Leakage hackathon and MAP IoT

For their leakage hackathon in May 2018, Yorkshire Water released a year of 15 minute water flow data from some 2,170 District Metering Areas (DMA’s) as well as some information on property types and counts in each DMA. All these DMAs were attributed to one of 20 Operating Areas.

The event was managed by the folks at the ODI Leeds and run over the course of two days. Teams were formed from a range of companies with the task of finding new ways to investigate and analyse the data using a range of Big Data analytics.

Meniscus teamed up with colleagues from the RPS Group, Jumping Rivers and the Ordnance Survey to deliver a working leakage analysis prototype using the Internet of Things (IoT) capability of the Meniscus Analytics Platform(MAP).

Additional information:
Actual leakage dashboard – delivered in 2 days….this is a prototype and required a lot more work but demonstrates the principles

How we developed the solution using MAP

Creating a team, coming up with an idea, developing and then delivering this idea within a two day period was always going to be a difficult feat – but with the excellent team that we had by the end of day two we had a working prototype which clearly requires more work but delivered the following key features:

  • A working dashboard displaying the actual baseline against an estimated baseline consumption for each DMA
  • Dashboard ranked the DMA’s according to the greatest difference between the calculated and the estimated
  • The actual baseline was derived between a start and end time set for the parent Operating Area so that the calculated baseline could be recalculated within minutes for one – or for all the DMAs
  • The estimated baseline was derived for each DMA based upon a derived set of lookups
    For each DMA a set of other metrics were calculated, including:

  • Total consumption
  • Baseline consumption
  • Night time and Day time consumption
  • Day/Night ratio
  • Estimate of the leakage based on the difference between the calculated and the estimated baseline consumption
    For each Operating Area MAP aggregated the underlying DMA data into a set of aggregated metrics, including

  • Average consumption
  • Total consumption
  • Baseline consumption
  • Day and Night consumption
  • Day/Night ratio
  • Total household and Total Non household demand
    In order to deliver this we completed the following tasks in MAP:

  • Identified DMAs with little to no commercial/industrial properties and DMAs having few residential properties
  • Used these DMA to define the average profile for a residential and a commercial customer – customer Profiles
  • Set these Profiles up in MAP so that each DMA could use them as a centralised source of data
  • Created randomised Voronoi polygon shapes as representations of the DMA areas (the location of the DMA’s was not provided to the teams).
  • Create a template in MAP for the Operating Area polygons. This includes all variables we want to use and the associated calculations.
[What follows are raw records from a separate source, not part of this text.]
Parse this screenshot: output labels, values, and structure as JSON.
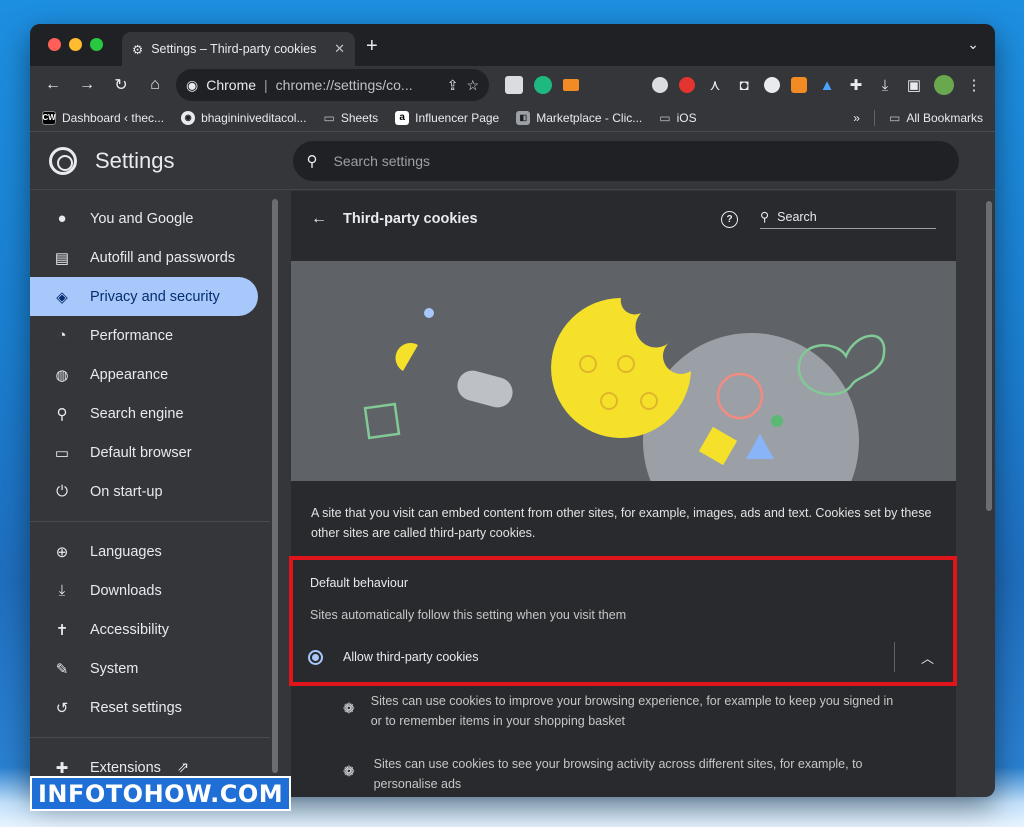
{
  "tab": {
    "title": "Settings – Third-party cookies",
    "close": "✕"
  },
  "toolbar": {
    "origin": "Chrome",
    "separator": "|",
    "url": "chrome://settings/co...",
    "new_tab": "+",
    "tab_menu": "⌄"
  },
  "bookmarks": [
    {
      "label": "Dashboard ‹ thec...",
      "icon": "CW",
      "color": "#000000"
    },
    {
      "label": "bhagininiveditacol...",
      "icon": "◉",
      "color": "#202124"
    },
    {
      "label": "Sheets",
      "icon": "folder",
      "color": "#bdc1c6"
    },
    {
      "label": "Influencer Page",
      "icon": "a",
      "color": "#ffffff"
    },
    {
      "label": "Marketplace - Clic...",
      "icon": "◧",
      "color": "#9aa0a6"
    },
    {
      "label": "iOS",
      "icon": "folder",
      "color": "#bdc1c6"
    }
  ],
  "bookmarks_more": "»",
  "bookmarks_all": "All Bookmarks",
  "header": {
    "title": "Settings",
    "search_placeholder": "Search settings"
  },
  "sidebar": {
    "items": [
      {
        "label": "You and Google",
        "icon": "person-icon"
      },
      {
        "label": "Autofill and passwords",
        "icon": "clipboard-icon"
      },
      {
        "label": "Privacy and security",
        "icon": "shield-icon",
        "active": true
      },
      {
        "label": "Performance",
        "icon": "speedometer-icon"
      },
      {
        "label": "Appearance",
        "icon": "palette-icon"
      },
      {
        "label": "Search engine",
        "icon": "search-icon"
      },
      {
        "label": "Default browser",
        "icon": "browser-icon"
      },
      {
        "label": "On start-up",
        "icon": "power-icon"
      }
    ],
    "items2": [
      {
        "label": "Languages",
        "icon": "globe-icon"
      },
      {
        "label": "Downloads",
        "icon": "download-icon"
      },
      {
        "label": "Accessibility",
        "icon": "accessibility-icon"
      },
      {
        "label": "System",
        "icon": "wrench-icon"
      },
      {
        "label": "Reset settings",
        "icon": "history-icon"
      }
    ],
    "extensions": {
      "label": "Extensions",
      "icon": "puzzle-icon"
    }
  },
  "card": {
    "title": "Third-party cookies",
    "search_label": "Search",
    "description": "A site that you visit can embed content from other sites, for example, images, ads and text. Cookies set by these other sites are called third-party cookies.",
    "default_behaviour_title": "Default behaviour",
    "default_behaviour_sub": "Sites automatically follow this setting when you visit them",
    "radio_label": "Allow third-party cookies",
    "sub_items": [
      "Sites can use cookies to improve your browsing experience, for example to keep you signed in or to remember items in your shopping basket",
      "Sites can use cookies to see your browsing activity across different sites, for example, to personalise ads"
    ]
  },
  "watermark": "INFOTOHOW.COM",
  "colors": {
    "accent": "#a8c7fa",
    "highlight_border": "#e0141b",
    "cookie_yellow": "#f5e12a"
  }
}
Variables included the baseline start and end times and the night time start and end times.
  • Create a template in MAP for the DMA data including the property counts, some key variables and the relevant calculations

Overview page showing leakage. Page should (but didn’t have enough time) rank by estimated leakage
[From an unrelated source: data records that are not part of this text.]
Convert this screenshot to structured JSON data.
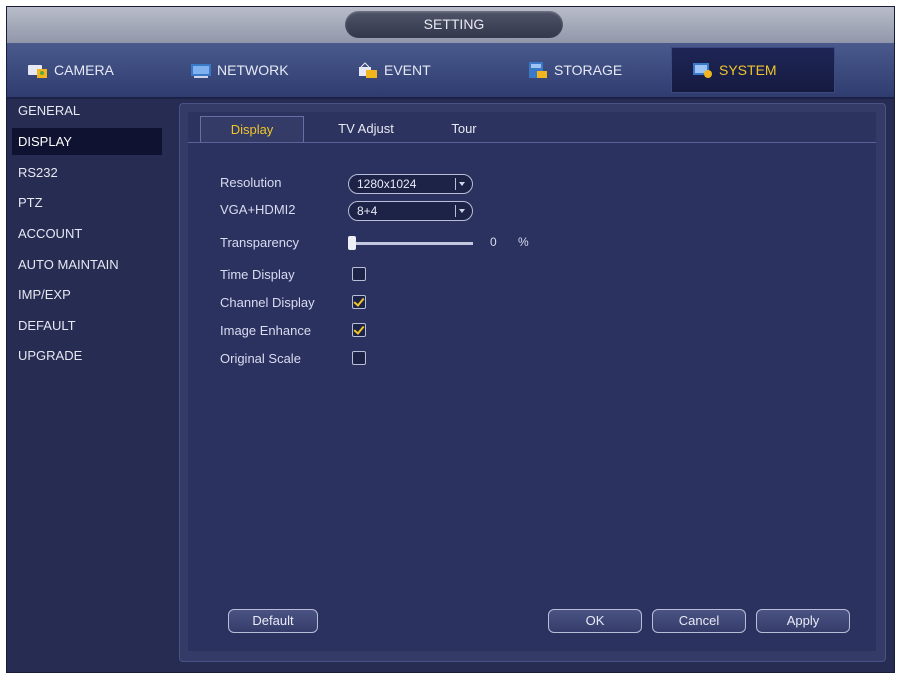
{
  "window": {
    "title": "SETTING"
  },
  "topnav": [
    {
      "label": "CAMERA",
      "icon": "camera-icon",
      "active": false
    },
    {
      "label": "NETWORK",
      "icon": "network-icon",
      "active": false
    },
    {
      "label": "EVENT",
      "icon": "event-icon",
      "active": false
    },
    {
      "label": "STORAGE",
      "icon": "storage-icon",
      "active": false
    },
    {
      "label": "SYSTEM",
      "icon": "system-icon",
      "active": true
    }
  ],
  "sidebar": [
    {
      "label": "GENERAL",
      "active": false
    },
    {
      "label": "DISPLAY",
      "active": true
    },
    {
      "label": "RS232",
      "active": false
    },
    {
      "label": "PTZ",
      "active": false
    },
    {
      "label": "ACCOUNT",
      "active": false
    },
    {
      "label": "AUTO MAINTAIN",
      "active": false
    },
    {
      "label": "IMP/EXP",
      "active": false
    },
    {
      "label": "DEFAULT",
      "active": false
    },
    {
      "label": "UPGRADE",
      "active": false
    }
  ],
  "tabs": [
    {
      "label": "Display",
      "active": true
    },
    {
      "label": "TV Adjust",
      "active": false
    },
    {
      "label": "Tour",
      "active": false
    }
  ],
  "form": {
    "resolution": {
      "label": "Resolution",
      "value": "1280x1024"
    },
    "vga_hdmi": {
      "label": "VGA+HDMI2",
      "value": "8+4"
    },
    "transparency": {
      "label": "Transparency",
      "value": "0",
      "unit": "%",
      "level": 0
    },
    "time_display": {
      "label": "Time Display",
      "checked": false
    },
    "channel_display": {
      "label": "Channel Display",
      "checked": true
    },
    "image_enhance": {
      "label": "Image Enhance",
      "checked": true
    },
    "original_scale": {
      "label": "Original Scale",
      "checked": false
    }
  },
  "buttons": {
    "default": "Default",
    "ok": "OK",
    "cancel": "Cancel",
    "apply": "Apply"
  },
  "colors": {
    "accent": "#f0c52a",
    "background": "#272c52"
  }
}
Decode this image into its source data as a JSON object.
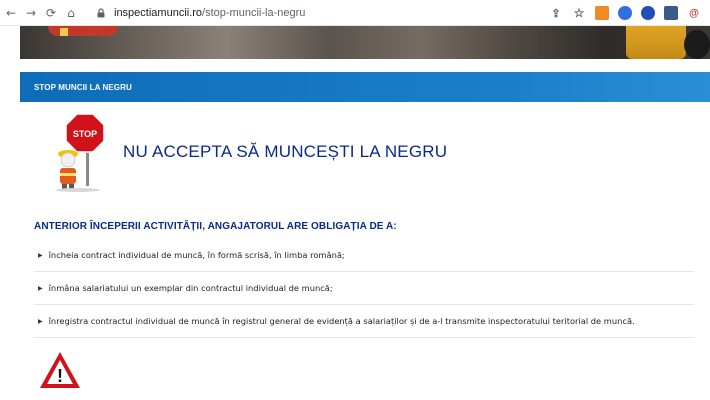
{
  "browser": {
    "url_domain": "inspectiamuncii.ro",
    "url_path": "/stop-muncii-la-negru"
  },
  "page": {
    "section_bar_label": "STOP MUNCII LA NEGRU",
    "stop_sign_text": "STOP",
    "headline": "NU ACCEPTA SĂ MUNCEȘTI LA NEGRU",
    "obligations_title": "ANTERIOR ÎNCEPERII ACTIVITĂȚII, ANGAJATORUL ARE OBLIGAȚIA DE A:",
    "obligations": [
      "încheia contract individual de muncă, în formă scrisă, în limba română;",
      "înmâna salariatului un exemplar din contractul individual de muncă;",
      "înregistra contractul individual de muncă în registrul general de evidență a salariaților și de a-l transmite inspectoratului teritorial de muncă."
    ],
    "warning_symbol": "!"
  },
  "colors": {
    "brand_blue": "#1a7fc9",
    "heading_navy": "#0a2a8a",
    "stop_red": "#d0121b"
  }
}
Voronoi polygons used to represent DMAs. Click on the DMA to drill down to data

Estimated (household and non-household) vs Actual baseline demand
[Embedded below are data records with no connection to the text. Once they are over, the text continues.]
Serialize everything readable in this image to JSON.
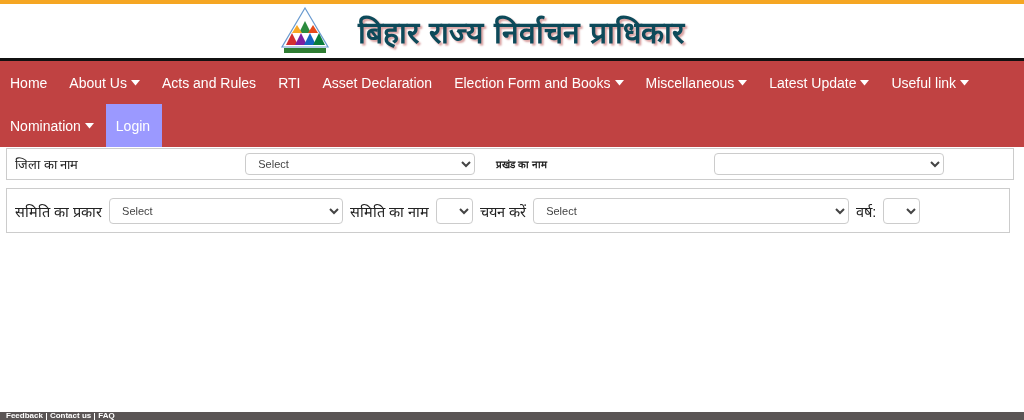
{
  "header": {
    "title": "बिहार राज्य निर्वाचन प्राधिकार"
  },
  "nav": [
    {
      "label": "Home",
      "dropdown": false,
      "selected": false
    },
    {
      "label": "About Us",
      "dropdown": true,
      "selected": false
    },
    {
      "label": "Acts and Rules",
      "dropdown": false,
      "selected": false
    },
    {
      "label": "RTI",
      "dropdown": false,
      "selected": false
    },
    {
      "label": "Asset Declaration",
      "dropdown": false,
      "selected": false
    },
    {
      "label": "Election Form and Books",
      "dropdown": true,
      "selected": false
    },
    {
      "label": "Miscellaneous",
      "dropdown": true,
      "selected": false
    },
    {
      "label": "Latest Update",
      "dropdown": true,
      "selected": false
    },
    {
      "label": "Useful link",
      "dropdown": true,
      "selected": false
    },
    {
      "label": "Nomination",
      "dropdown": true,
      "selected": false
    },
    {
      "label": "Login",
      "dropdown": false,
      "selected": true
    }
  ],
  "panels": [
    {
      "fields": [
        {
          "label": "जिला का नाम",
          "value": "Select"
        },
        {
          "label": "प्रखंड का नाम"
        }
      ]
    },
    {
      "fields": [
        {
          "label": "समिति का प्रकार",
          "value": "Select"
        },
        {
          "label": "समिति का नाम"
        },
        {
          "label": "चयन करें",
          "value": "Select"
        },
        {
          "label": "वर्ष:"
        }
      ]
    }
  ],
  "footer": {
    "links": [
      "Feedback",
      "Contact us",
      "FAQ"
    ]
  }
}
MAP Templates

MAP templates allow users to create their own calculations and variables in MAP. Once you have set up your initial template and checked the calculations etc then you can replicate the template to thousands….hundreds of thousands of Things or Entities. Everything is created through the MAP browser based web client.

To replicate the template you create a CSV file including all the variables, the names of your Entities and any properties that you want. Include the full path name of the template you wish to use and then import the CSV using the MAP web client.

MAP imports the Entities and applies them to the template which creates all the data structure and associated calculations. Once the Entities are created its just a matter of adding the raw data, historic or real time, and MAP starts calculating everything in the background.